This has come up a few times now, most recently in an email question this morning – subsequent runs of DBCC CHECKDB show varying numbers of corruptions, and sometimes no corruptions – what’s going on? Even more strange – a maintenance job runs a DBCC CHECKDB, which shows errors, but then in the morning – no consistency errors. What?
I answered this back in the April 2009 SQL Q&A column in TechNet Magazine, but I want to get it here on the blog too in a bit more detail. The answer has to do with the way the database is consistency checked, and how corruptions are detected.
In 2005 onward, you’re going to be using page checksums to help detect corruption. If you created the database on 2005 onward, page checksums are enabled by default and every allocated page will have one. If you upgraded a database from 2000 or before, then you need to manually enable page checksums with ALTER DATABASE. The nothing happens. Until a page is read in, changed, and then written back out. So your upgraded database will have a mixture of nothing/page checksums, or torn-page detection/page checksums. Note: torn-page protected pages remain torn-page protected, even with page checksums enabled, until the next time they’re altered. Then they get a page checksum. See Inside The Storage Engine: Does turning on page checksums discard any torn-page protection? for an explanation and examples.
Once you’ve got page checksums enabled, who can you tell if there are corruptions in the database?
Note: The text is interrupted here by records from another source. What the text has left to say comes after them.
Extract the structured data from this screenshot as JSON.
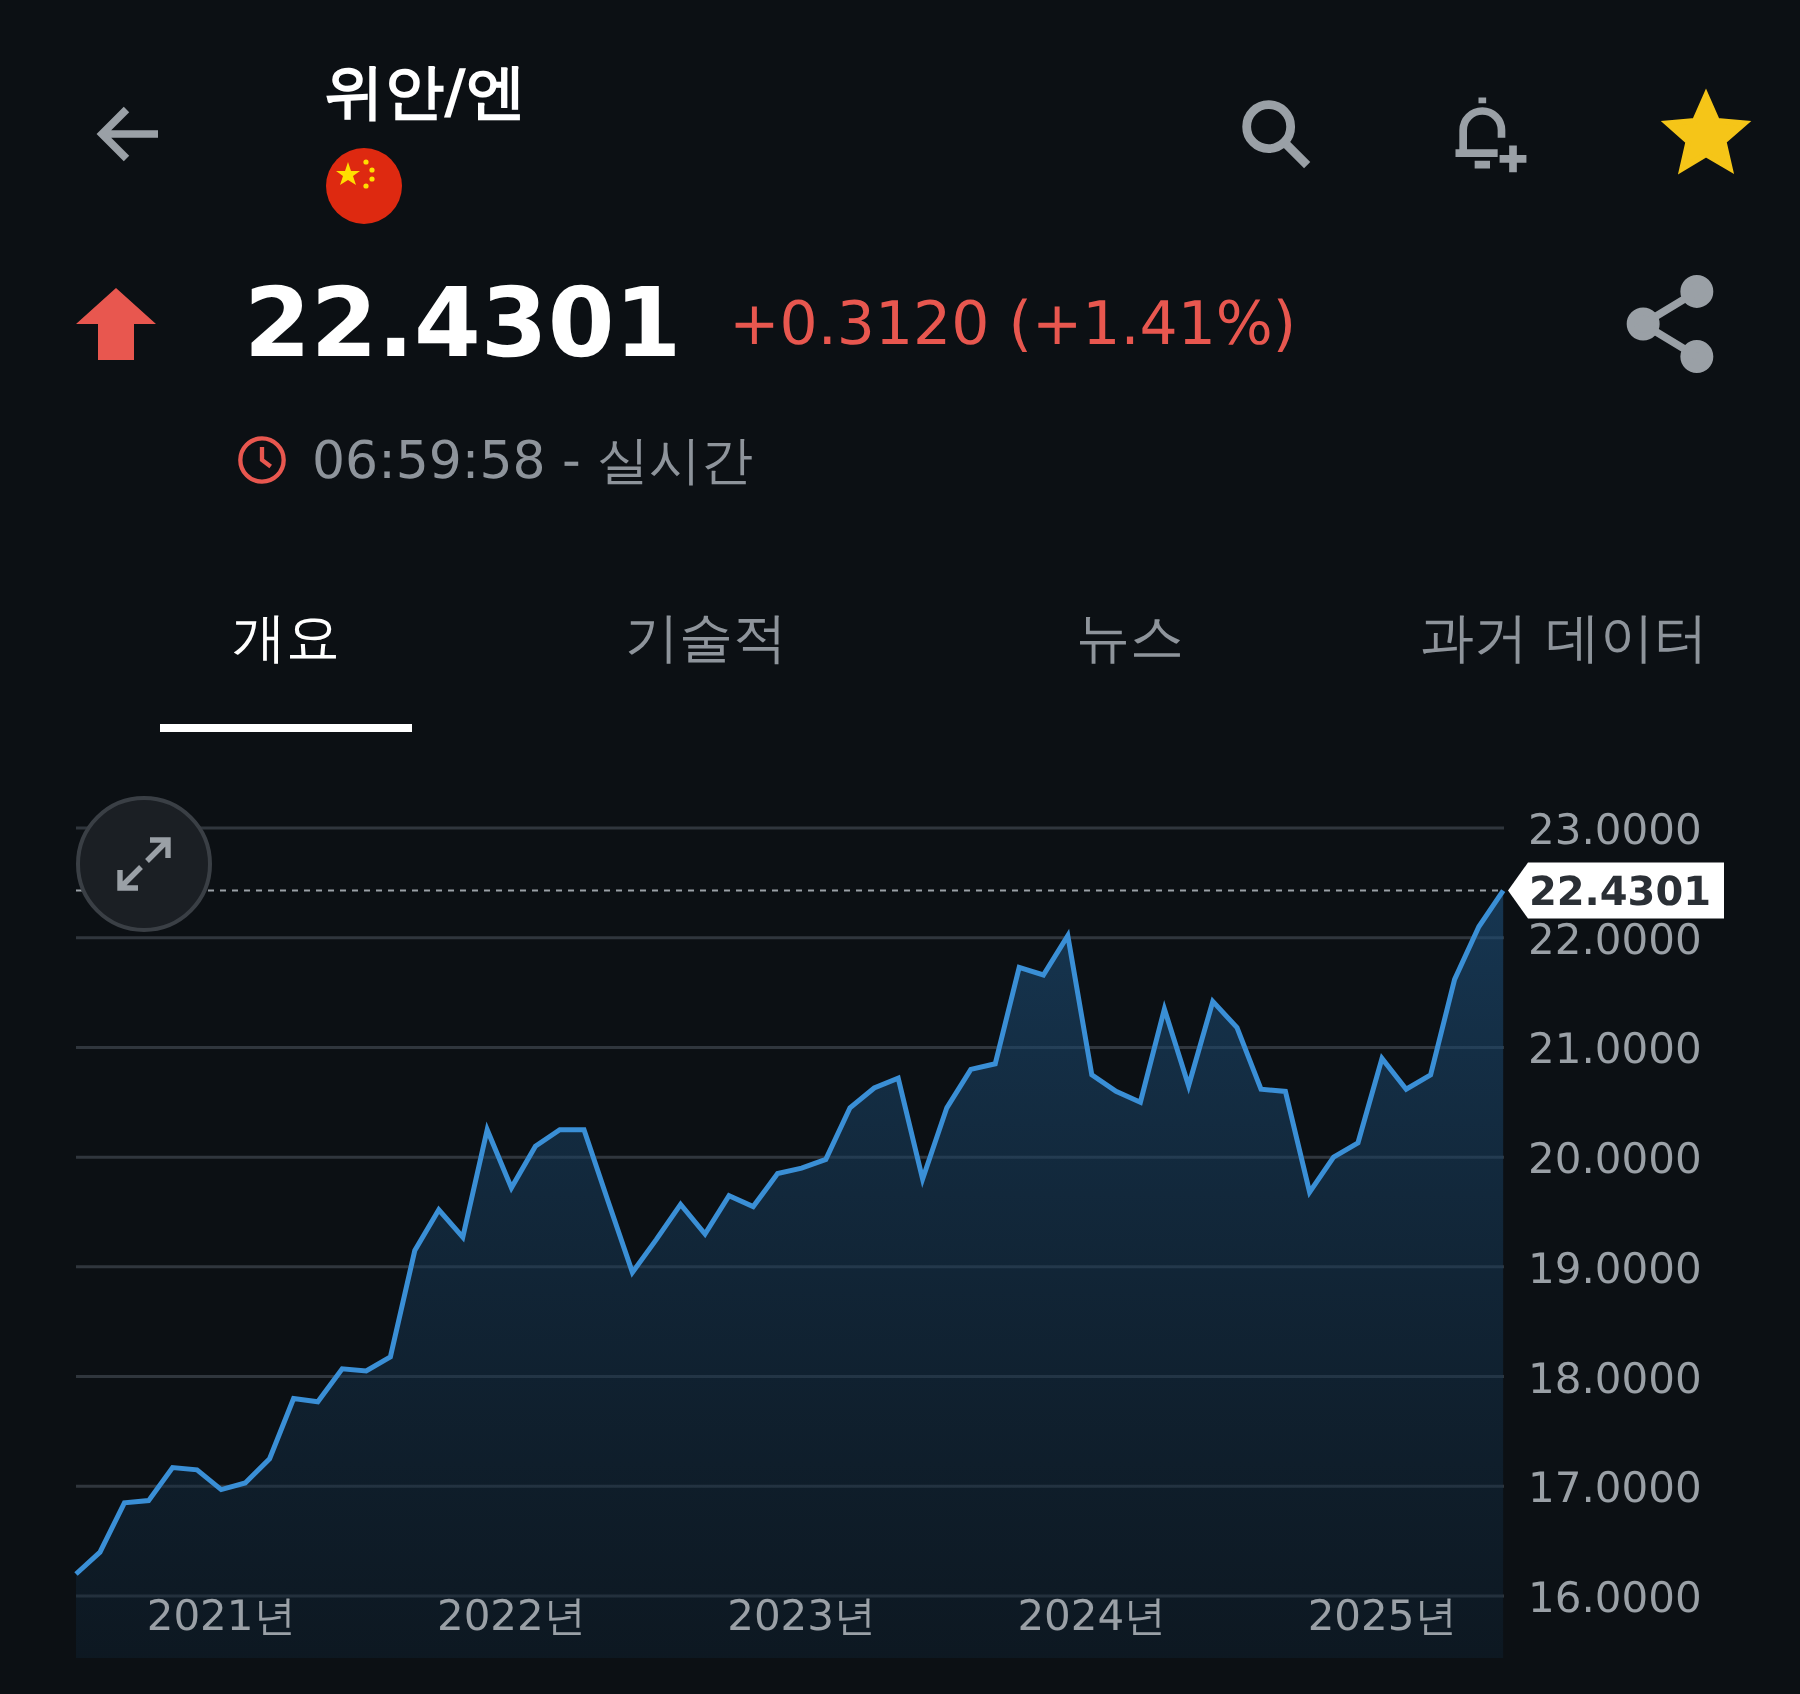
{
  "header": {
    "title": "위안/엔",
    "starred": true
  },
  "quote": {
    "up": true,
    "price": "22.4301",
    "change": "+0.3120 (+1.41%)",
    "time": "06:59:58 - 실시간"
  },
  "tabs": [
    {
      "label": "개요",
      "selected": true
    },
    {
      "label": "기술적",
      "selected": false
    },
    {
      "label": "뉴스",
      "selected": false
    },
    {
      "label": "과거 데이터",
      "selected": false
    }
  ],
  "chart": {
    "chart_data": {
      "type": "area",
      "grid": true,
      "ylim": [
        16,
        23
      ],
      "yticks": [
        {
          "value": 23,
          "label": "23.0000"
        },
        {
          "value": 22,
          "label": "22.0000"
        },
        {
          "value": 21,
          "label": "21.0000"
        },
        {
          "value": 20,
          "label": "20.0000"
        },
        {
          "value": 19,
          "label": "19.0000"
        },
        {
          "value": 18,
          "label": "18.0000"
        },
        {
          "value": 17,
          "label": "17.0000"
        },
        {
          "value": 16,
          "label": "16.0000"
        }
      ],
      "xticks": [
        {
          "value": 2021,
          "label": "2021년"
        },
        {
          "value": 2022,
          "label": "2022년"
        },
        {
          "value": 2023,
          "label": "2023년"
        },
        {
          "value": 2024,
          "label": "2024년"
        },
        {
          "value": 2025,
          "label": "2025년"
        }
      ],
      "xlim": [
        2020.5,
        2025.42
      ],
      "x": [
        2020.5,
        2020.583,
        2020.667,
        2020.75,
        2020.833,
        2020.917,
        2021,
        2021.083,
        2021.167,
        2021.25,
        2021.333,
        2021.417,
        2021.5,
        2021.583,
        2021.667,
        2021.75,
        2021.833,
        2021.917,
        2022,
        2022.083,
        2022.167,
        2022.25,
        2022.333,
        2022.417,
        2022.5,
        2022.583,
        2022.667,
        2022.75,
        2022.833,
        2022.917,
        2023,
        2023.083,
        2023.167,
        2023.25,
        2023.333,
        2023.417,
        2023.5,
        2023.583,
        2023.667,
        2023.75,
        2023.833,
        2023.917,
        2024,
        2024.083,
        2024.167,
        2024.25,
        2024.333,
        2024.417,
        2024.5,
        2024.583,
        2024.667,
        2024.75,
        2024.833,
        2024.917,
        2025,
        2025.083,
        2025.167,
        2025.25,
        2025.333,
        2025.417
      ],
      "series": [
        {
          "color": "#3a8fd6",
          "values": [
            16.2,
            16.4,
            16.85,
            16.87,
            17.17,
            17.15,
            16.97,
            17.03,
            17.25,
            17.8,
            17.77,
            18.07,
            18.05,
            18.18,
            19.15,
            19.52,
            19.27,
            20.25,
            19.72,
            20.1,
            20.25,
            20.25,
            19.6,
            18.95,
            19.25,
            19.57,
            19.3,
            19.65,
            19.55,
            19.85,
            19.9,
            19.98,
            20.45,
            20.63,
            20.72,
            19.8,
            20.45,
            20.8,
            20.85,
            21.73,
            21.66,
            22.02,
            20.75,
            20.6,
            20.5,
            21.35,
            20.65,
            21.42,
            21.18,
            20.62,
            20.6,
            19.68,
            20.0,
            20.13,
            20.9,
            20.62,
            20.75,
            21.62,
            22.1,
            22.43
          ]
        }
      ],
      "ref_lines": [
        {
          "axis": "y",
          "value": 22.4301,
          "label": "22.4301"
        }
      ]
    }
  }
}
Well, there are a number of ways corruptions will show up:
- You run an operation that hits a page that has been corrupted, and the page checksum test fails
- You run a BACKUP … WITH CHECKSUM and it finds a page with a bad checksum
- You run a DBCC CHECKDB and it finds a page with a bad checksum
That’s all very well, but what if a page *doesn’t* have a page checksum on it (because it hasn’t been changed since page checksums were enabled)? None of #1 to #3 will fail because of a bad page checksum, as there isn’t a page checksum to check. #1 might fail, depending on how corrupt the page is, and it will likely fail with an obscure message that doesn’t immediately scream ‘corruption’. #2 won’t fail, as the only time BACKUP examines what it’s backing up is when WITH CHECKSUM is enabled and a page has a page checksum on it. #3 might find the corruption, depending on how the page is corrupt. If the corruption is in the middle of a large varchar field, for instance, probably not. Your best bet is to have page checksums enabled and regularly run DBCC CHECKDB.
That’s how corruptions are detected. So what about the disappearing corruptions? This gets into how consistency checks work. Consistency checks only run on the pages in the database that are allocated. If a page isn’t allocated to anything, then the 8192 bytes of it are meaningless and can’t be interpreted. Don’t get confused between reserved and allocated – I explain that in the first misconceptions post here. As long as a page is allocated, it will be consistency checked by DBCC CHECKDB, including testing the page checksum, if it exists. A corruption can seem to ‘disappear’ if a corrupt page is allocated at the time a DBCC CHECKDB runs, but is then deallocated by the time the next DBCC CHECKDB runs. The first time it will be reported as corrupt, but the second time it’s not allocated, so it isn’t consistency checked and won’t be reported as corrupt. The corruption looks like it’s mysteriously vanished. But it hasn’t – it’s just that the corrupt page is no longer allocated. There’s nothing stopping SQL Server deallocating a corrupt page – in fact, that’s what many of the DBCC CHECKDB repairs do – deallocate what’s broken, and fix up all the links.
The maintenance job phenomenon can occur because of the order of operations in the job. If the DBCC CHECKDB is first, and then there’s an index rebuild, and the index rebuild happens to rebuild an index that DBCC CHECKDB had found a corruption in, then the *new* index will have a completely different set of database pages, and won’t contain the corrupt page. Bingo – disappearing corruption. A subsequent DBCC CHECKDB might not find any corruption, because the previously corrupt pages are no longer allocated.
Bottom line – any time you get corruption error messages, 99.99% of the time it’s your I/O subsystem that’s got problems, even if the corruptions ‘disappear’.